By GK Gurley | Photos Courtesy Janelle Monáe
A queer woman of color selling out a show at Ryman Auditorium is nothing short of radical. Janelle Monáe is currently on tour after her record ‘Dirty Computer’ came out this year.
Her ‘Dirty Computer’ record is her third studio record, and she produced it through her own label, Wondaland Records. With this record, she also released Dirty Computer, the Emotion Picture. ‘Dirty Computer’ is a narrative all about resistance, and her songs have become black, queer and feminist anthems.
She is revolutionary in how she approaches politics and social justice issues with her music. She calls out and discusses politicians and systems of oppression and fearlessly dives into those topics, but she also focuses on empowering her audience. She compels her audience to love and accept themselves, to take care of their community and to fight back. She highlights the oppressions that people of color, queer people and female-identifying people face, and she gives her listeners the empowerment and encouragement they need to fight back and stand up for themselves.

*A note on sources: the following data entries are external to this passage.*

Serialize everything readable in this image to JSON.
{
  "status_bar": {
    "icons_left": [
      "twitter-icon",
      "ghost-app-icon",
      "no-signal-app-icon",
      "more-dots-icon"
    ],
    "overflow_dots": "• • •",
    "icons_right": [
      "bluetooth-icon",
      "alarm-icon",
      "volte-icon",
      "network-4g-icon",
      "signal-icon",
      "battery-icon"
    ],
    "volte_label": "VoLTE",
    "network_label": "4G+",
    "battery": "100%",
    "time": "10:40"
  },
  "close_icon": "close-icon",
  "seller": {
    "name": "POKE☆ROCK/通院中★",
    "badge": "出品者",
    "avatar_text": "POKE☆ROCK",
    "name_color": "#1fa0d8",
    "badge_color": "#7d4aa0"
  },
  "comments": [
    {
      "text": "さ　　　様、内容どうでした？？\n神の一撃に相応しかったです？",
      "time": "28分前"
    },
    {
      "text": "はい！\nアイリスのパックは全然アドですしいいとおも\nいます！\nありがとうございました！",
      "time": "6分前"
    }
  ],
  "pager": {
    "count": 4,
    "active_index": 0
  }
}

Being a professional actress as well, she’s a theatrical performer. Her Emotion Picture is narratively driven. The characters are in a dystopian world where they are being oppressed and forced to conform, and anyone rebelling against the system has their memory wiped. The structure is brilliant and the music videos are artfully crafted to fit into the larger narrative, as well as be perfect stand-alone pieces.
Not only did she sell out the Ryman on July 13, but she filled a packed house of loving fans at Third Man Records on July 12 for a viewing of her Emotion Picture. Three hundred of us watched the film with her and the writer and director, Chuck Lightning. We cheered, danced, laughed and cried. Being in such an intimate setting and doing a meet-and-greet

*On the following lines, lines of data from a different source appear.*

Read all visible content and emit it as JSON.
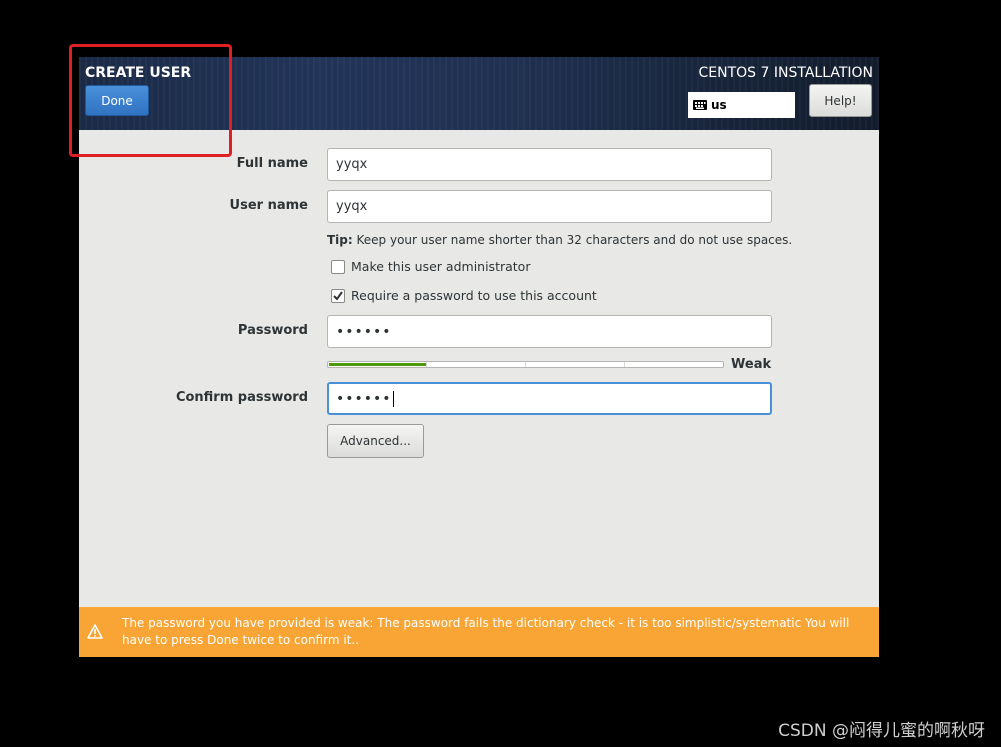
{
  "header": {
    "spoke_title": "CREATE USER",
    "done_label": "Done",
    "product_title": "CENTOS 7 INSTALLATION",
    "keyboard_layout": "us",
    "help_label": "Help!"
  },
  "form": {
    "full_name_label": "Full name",
    "full_name_value": "yyqx",
    "user_name_label": "User name",
    "user_name_value": "yyqx",
    "tip_prefix": "Tip:",
    "tip_text": " Keep your user name shorter than 32 characters and do not use spaces.",
    "admin_checkbox_label": "Make this user administrator",
    "admin_checked": false,
    "require_password_label": "Require a password to use this account",
    "require_password_checked": true,
    "password_label": "Password",
    "password_value": "••••••",
    "strength_label": "Weak",
    "strength_fraction": 0.25,
    "confirm_label": "Confirm password",
    "confirm_value": "••••••",
    "advanced_label": "Advanced..."
  },
  "warning": {
    "text": "The password you have provided is weak: The password fails the dictionary check - it is too simplistic/systematic You will have to press Done twice to confirm it.."
  },
  "watermark": "CSDN @闷得儿蜜的啊秋呀",
  "colors": {
    "accent_blue": "#4a90d9",
    "warning_orange": "#f8a535",
    "strength_green": "#4e9a06",
    "highlight_red": "#e02020"
  }
}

Her songs are both romantic and political, and this is a combination we need right now. As great as Childish Gambino’s “This Is America” is, Monáe takes the narrative of highlighting the continued oppression of black people a step further by encouraging her community and promoting activism. Every person needs to not just listen to these songs, but watch these videos.
Her tour continues, and you can find the rest of her dates on her website jmonae.com. (She’ll be back in Tennessee soon, she has two October dates in Memphis!) Don’t miss her show. She is incredible
You can stream her albums on Spotify and Apple Music, and her Emotion Picture is free on her website, Youtube, and Vimeo. Support her work by going to shows, buying merch and records, and telling your friends to listen!